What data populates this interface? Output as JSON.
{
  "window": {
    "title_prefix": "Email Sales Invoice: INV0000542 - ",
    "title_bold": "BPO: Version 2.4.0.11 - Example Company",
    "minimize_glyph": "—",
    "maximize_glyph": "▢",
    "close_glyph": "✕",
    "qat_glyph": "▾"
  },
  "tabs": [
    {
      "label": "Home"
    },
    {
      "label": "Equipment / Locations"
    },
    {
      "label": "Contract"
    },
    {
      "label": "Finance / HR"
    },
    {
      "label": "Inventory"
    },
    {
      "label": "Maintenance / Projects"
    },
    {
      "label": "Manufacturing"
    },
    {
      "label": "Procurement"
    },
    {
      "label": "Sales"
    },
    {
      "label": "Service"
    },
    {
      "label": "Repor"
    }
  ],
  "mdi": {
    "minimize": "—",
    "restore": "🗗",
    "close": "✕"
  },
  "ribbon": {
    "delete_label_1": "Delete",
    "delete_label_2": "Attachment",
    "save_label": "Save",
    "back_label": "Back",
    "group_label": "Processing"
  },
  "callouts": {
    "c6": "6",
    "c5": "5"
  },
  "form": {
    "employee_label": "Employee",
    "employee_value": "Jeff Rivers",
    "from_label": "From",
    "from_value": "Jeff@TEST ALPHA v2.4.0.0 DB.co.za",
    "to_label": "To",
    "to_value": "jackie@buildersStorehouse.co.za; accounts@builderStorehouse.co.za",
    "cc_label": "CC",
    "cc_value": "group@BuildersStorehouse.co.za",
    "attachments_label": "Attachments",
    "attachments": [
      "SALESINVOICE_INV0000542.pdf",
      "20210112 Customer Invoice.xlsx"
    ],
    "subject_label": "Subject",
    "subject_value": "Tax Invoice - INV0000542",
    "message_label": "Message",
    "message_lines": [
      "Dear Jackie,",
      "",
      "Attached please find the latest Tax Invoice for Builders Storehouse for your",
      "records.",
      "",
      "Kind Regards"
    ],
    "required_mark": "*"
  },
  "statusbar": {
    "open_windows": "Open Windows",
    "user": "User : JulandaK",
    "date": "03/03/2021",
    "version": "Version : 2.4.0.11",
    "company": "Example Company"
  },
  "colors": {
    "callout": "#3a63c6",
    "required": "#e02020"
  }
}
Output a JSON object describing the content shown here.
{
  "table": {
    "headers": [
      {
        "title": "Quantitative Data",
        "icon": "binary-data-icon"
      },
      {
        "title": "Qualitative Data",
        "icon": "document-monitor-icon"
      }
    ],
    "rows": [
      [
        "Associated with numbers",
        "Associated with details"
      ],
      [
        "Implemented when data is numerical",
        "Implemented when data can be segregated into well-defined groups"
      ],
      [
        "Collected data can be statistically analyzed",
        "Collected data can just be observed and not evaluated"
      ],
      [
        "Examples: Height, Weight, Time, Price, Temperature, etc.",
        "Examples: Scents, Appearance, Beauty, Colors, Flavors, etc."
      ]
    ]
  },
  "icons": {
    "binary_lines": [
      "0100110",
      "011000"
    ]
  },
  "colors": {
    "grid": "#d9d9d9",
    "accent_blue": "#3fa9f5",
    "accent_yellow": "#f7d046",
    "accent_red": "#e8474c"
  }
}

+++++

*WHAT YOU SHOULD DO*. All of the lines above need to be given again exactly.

*SOLUTION FOR THIS PROBLEM*.
What data populates this interface? Output as JSON.
{
  "window": {
    "title_prefix": "Email Sales Invoice: INV0000542 - ",
    "title_bold": "BPO: Version 2.4.0.11 - Example Company",
    "minimize_glyph": "—",
    "maximize_glyph": "▢",
    "close_glyph": "✕",
    "qat_glyph": "▾"
  },
  "tabs": [
    {
      "label": "Home"
    },
    {
      "label": "Equipment / Locations"
    },
    {
      "label": "Contract"
    },
    {
      "label": "Finance / HR"
    },
    {
      "label": "Inventory"
    },
    {
      "label": "Maintenance / Projects"
    },
    {
      "label": "Manufacturing"
    },
    {
      "label": "Procurement"
    },
    {
      "label": "Sales"
    },
    {
      "label": "Service"
    },
    {
      "label": "Repor"
    }
  ],
  "mdi": {
    "minimize": "—",
    "restore": "🗗",
    "close": "✕"
  },
  "ribbon": {
    "delete_label_1": "Delete",
    "delete_label_2": "Attachment",
    "save_label": "Save",
    "back_label": "Back",
    "group_label": "Processing"
  },
  "callouts": {
    "c6": "6",
    "c5": "5"
  },
  "form": {
    "employee_label": "Employee",
    "employee_value": "Jeff Rivers",
    "from_label": "From",
    "from_value": "Jeff@TEST ALPHA v2.4.0.0 DB.co.za",
    "to_label": "To",
    "to_value": "jackie@buildersStorehouse.co.za; accounts@builderStorehouse.co.za",
    "cc_label": "CC",
    "cc_value": "group@BuildersStorehouse.co.za",
    "attachments_label": "Attachments",
    "attachments": [
      "SALESINVOICE_INV0000542.pdf",
      "20210112 Customer Invoice.xlsx"
    ],
    "subject_label": "Subject",
    "subject_value": "Tax Invoice - INV0000542",
    "message_label": "Message",
    "message_lines": [
      "Dear Jackie,",
      "",
      "Attached please find the latest Tax Invoice for Builders Storehouse for your",
      "records.",
      "",
      "Kind Regards"
    ],
    "required_mark": "*"
  },
  "statusbar": {
    "open_windows": "Open Windows",
    "user": "User : JulandaK",
    "date": "03/03/2021",
    "version": "Version : 2.4.0.11",
    "company": "Example Company"
  },
  "colors": {
    "callout": "#3a63c6",
    "required": "#e02020"
  }
}
Output a JSON object describing the content shown here.
{
  "table": {
    "headers": [
      {
        "title": "Quantitative Data",
        "icon": "binary-data-icon"
      },
      {
        "title": "Qualitative Data",
        "icon": "document-monitor-icon"
      }
    ],
    "rows": [
      [
        "Associated with numbers",
        "Associated with details"
      ],
      [
        "Implemented when data is numerical",
        "Implemented when data can be segregated into well-defined groups"
      ],
      [
        "Collected data can be statistically analyzed",
        "Collected data can just be observed and not evaluated"
      ],
      [
        "Examples: Height, Weight, Time, Price, Temperature, etc.",
        "Examples: Scents, Appearance, Beauty, Colors, Flavors, etc."
      ]
    ]
  },
  "icons": {
    "binary_lines": [
      "0100110",
      "011000"
    ]
  },
  "colors": {
    "grid": "#d9d9d9",
    "accent_blue": "#3fa9f5",
    "accent_yellow": "#f7d046",
    "accent_red": "#e8474c"
  }
}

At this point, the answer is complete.